what’s to eat #45

I’ll admit pomegranate scones seem incongruous, like a peacock in the bathtub, but with some zest from oranges and mandarins (provenance: desert oases in Awdal Region of Somaliland) the tart pomegranate works. Did you know that winter is pomegranate season? (You probably did, you smarty-pants). At least in the northern hemisphere, that’s the case. The gems around our home had been looking awfully plump and crimson on their branches lately, despite dry and chilly weather. I just assumed they were in a good mood for whatever reason, but it turns out they, like me, get rosy cheeks from the brisk air! 

on the dots that connect

One of my closest friends talks to me about “upward spirals” of life lessons: Our baggage is ours, our faults and failings won’t leave us, and they come around again with cyclical persistence. But we face each approach differently, with a higher level of understanding. Each time, it’s a newer, better, stronger us that takes on those tired challenges. This is how you manage to accept the stuff that haunts you: it’s never the same you, even if it’s the same stuff.

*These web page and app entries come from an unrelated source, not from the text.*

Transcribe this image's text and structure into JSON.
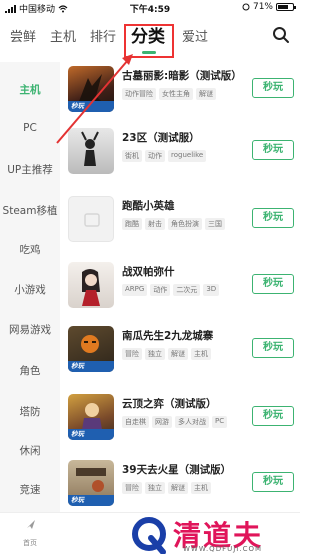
{
  "status_bar": {
    "carrier": "中国移动",
    "time": "下午4:59",
    "battery_text": "71%",
    "battery_level": 0.71
  },
  "top_tabs": [
    {
      "label": "尝鲜"
    },
    {
      "label": "主机"
    },
    {
      "label": "排行"
    },
    {
      "label": "分类"
    },
    {
      "label": "爱过"
    }
  ],
  "active_tab": "分类",
  "sidebar": {
    "items": [
      {
        "label": "主机"
      },
      {
        "label": "PC"
      },
      {
        "label": "UP主推荐"
      },
      {
        "label": "Steam移植"
      },
      {
        "label": "吃鸡"
      },
      {
        "label": "小游戏"
      },
      {
        "label": "网易游戏"
      },
      {
        "label": "角色"
      },
      {
        "label": "塔防"
      },
      {
        "label": "休闲"
      },
      {
        "label": "竞速"
      }
    ],
    "active": "主机"
  },
  "games": [
    {
      "title": "古墓丽影:暗影（测试版）",
      "tags": [
        "动作冒险",
        "女性主角",
        "解谜"
      ],
      "button": "秒玩",
      "badge": "秒玩"
    },
    {
      "title": "23区（测试服）",
      "tags": [
        "街机",
        "动作",
        "roguelike"
      ],
      "button": "秒玩",
      "badge": ""
    },
    {
      "title": "跑酷小英雄",
      "tags": [
        "跑酷",
        "射击",
        "角色扮演",
        "三国"
      ],
      "button": "秒玩",
      "badge": ""
    },
    {
      "title": "战双帕弥什",
      "tags": [
        "ARPG",
        "动作",
        "二次元",
        "3D"
      ],
      "button": "秒玩",
      "badge": ""
    },
    {
      "title": "南瓜先生2九龙城寨",
      "tags": [
        "冒险",
        "独立",
        "解谜",
        "主机"
      ],
      "button": "秒玩",
      "badge": "秒玩"
    },
    {
      "title": "云顶之弈（测试版）",
      "tags": [
        "自走棋",
        "网游",
        "多人对战",
        "PC"
      ],
      "button": "秒玩",
      "badge": "秒玩"
    },
    {
      "title": "39天去火星（测试版）",
      "tags": [
        "冒险",
        "独立",
        "解谜",
        "主机"
      ],
      "button": "秒玩",
      "badge": "秒玩"
    }
  ],
  "bottom_bar": {
    "home_label": "首页"
  },
  "watermark": {
    "text": "清道夫",
    "url": "WWW.QDFUJI.COM"
  },
  "colors": {
    "accent": "#3cb371",
    "annotation": "#e33333",
    "watermark": "#e0155a"
  }
}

Are you familiar with fernweh? A German friend mentioned it to me the other night over pizza. It’s all the nostalgia and longing of homesickness, but not for home–for somewhere far away. In the dry, dusty capital city of Bamako, at the edge of the vast Sahara desert, I cried over stunning loss and dreamed of the lush greenery of Ireland. In fact, I longed for it, I felt fernweh for Ireland, though I’d never been. In my gut it was a place I had to see, a place of my ancestry, and an antidote to the sand pit (literal and figurative) in which I found myself. Years later, after I’d moved on to work in the Horn of Africa, the Addis Ababa to Washington D.C. flight route was rearranged to include a fueling stop in Dublin. Embracing serendipity, I extended my layover on the Emerald Isle, my first trip as a solo traveler. It was, indeed, the tonic I’d sought, albeit delayed…

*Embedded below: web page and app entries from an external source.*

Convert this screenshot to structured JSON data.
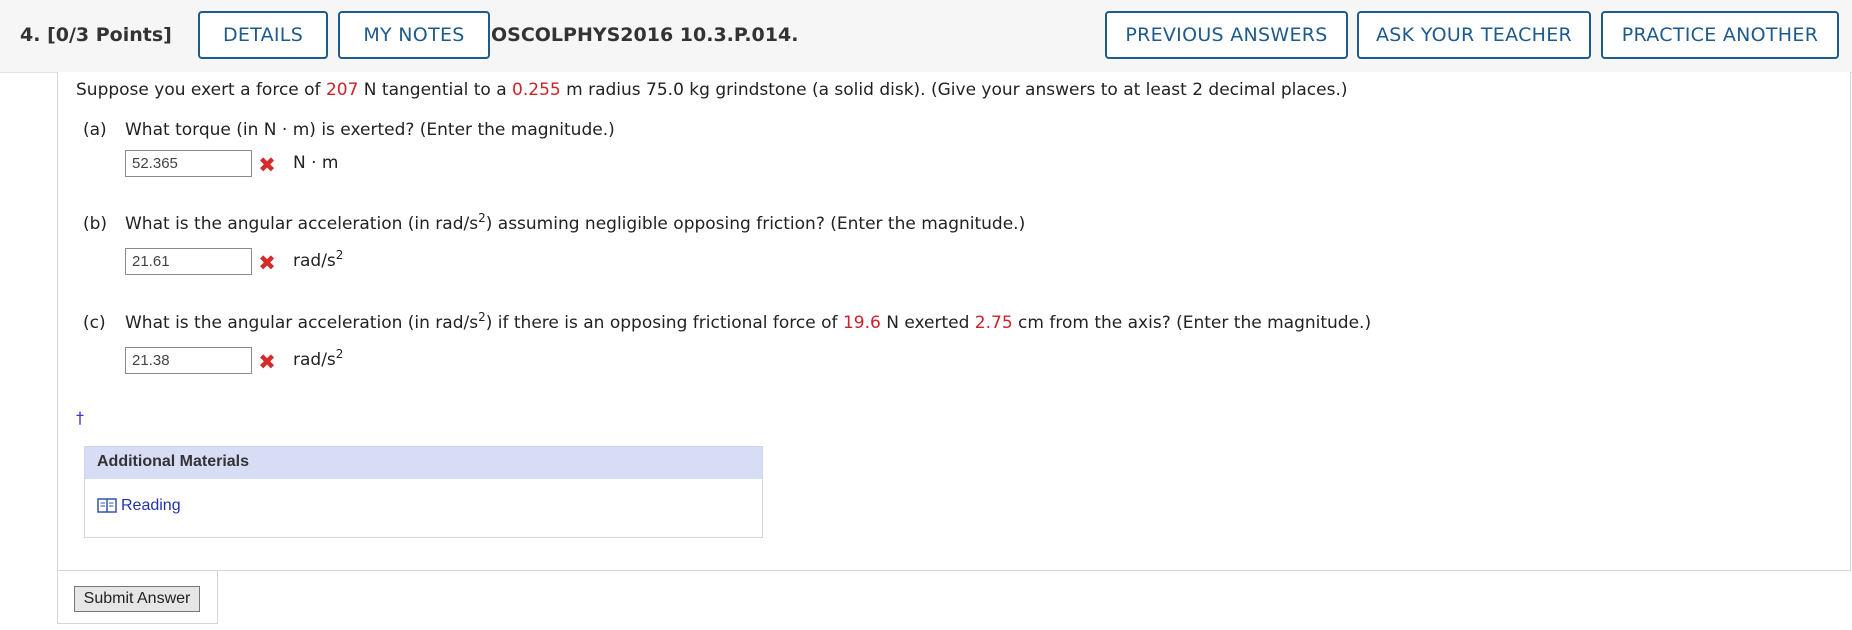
{
  "header": {
    "question_number": "4.",
    "points": "[0/3 Points]",
    "details_label": "DETAILS",
    "notes_label": "MY NOTES",
    "question_id": "OSCOLPHYS2016 10.3.P.014.",
    "previous_answers_label": "PREVIOUS ANSWERS",
    "ask_teacher_label": "ASK YOUR TEACHER",
    "practice_label": "PRACTICE ANOTHER"
  },
  "intro": {
    "t1": "Suppose you exert a force of ",
    "force": "207",
    "t2": " N tangential to a ",
    "radius": "0.255",
    "t3": " m radius 75.0 kg grindstone (a solid disk). (Give your answers to at least 2 decimal places.)"
  },
  "parts": {
    "a": {
      "letter": "(a)",
      "question": "What torque (in N · m) is exerted? (Enter the magnitude.)",
      "answer": "52.365",
      "unit": "N · m"
    },
    "b": {
      "letter": "(b)",
      "q1": "What is the angular acceleration (in rad/s",
      "q_sup": "2",
      "q2": ") assuming negligible opposing friction? (Enter the magnitude.)",
      "answer": "21.61",
      "unit": "rad/s",
      "unit_sup": "2"
    },
    "c": {
      "letter": "(c)",
      "q1": "What is the angular acceleration (in rad/s",
      "q_sup": "2",
      "q2": ") if there is an opposing frictional force of ",
      "friction": "19.6",
      "q3": " N exerted ",
      "distance": "2.75",
      "q4": " cm from the axis? (Enter the magnitude.)",
      "answer": "21.38",
      "unit": "rad/s",
      "unit_sup": "2"
    }
  },
  "dagger": "†",
  "additional_materials": {
    "title": "Additional Materials",
    "reading_label": "Reading"
  },
  "submit_label": "Submit Answer",
  "colors": {
    "accent": "#1f5a8c",
    "highlight_red": "#d0202a",
    "materials_header": "#d8ddf6"
  },
  "icons": {
    "incorrect": "x-mark-icon",
    "reading": "book-icon"
  }
}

what’s to eat #44

It’s getting to be that time again…when my stash of comfort foods from home has waned and I’m weeks away from my next trip, so it’s time to get creative with local finds in a non-local kitchen (see Somali loxoox, still beyond my level of skill). It’s an expat food-lover’s conundrum: How to create magic, or at least something edible, out of a selection of options you’ve spent too much time with already. (This may also be a regular lover’s conundrum). In the interest of honesty, I’ll admit that the first cute little flour volcano I molded and filled with bright yellow eggs on our slightly angled counter top turned into a sticky, slip-and-slide disaster; I tried to whip it together with the gentle dexterity of Godzilla and ended up with egg yolks in my lap. That may have happened with the second cute little flour volcano as well. Then I wised up, forwent my ego, and mixed the dough in a perfectly reasonable bowl, which worked out a bit better, per my lap. A breakthrough: orecchiette. Al dente thumbprints that held pockets of buttery tomato sauce and delivered them in perfect form right down the hatch, one after the other.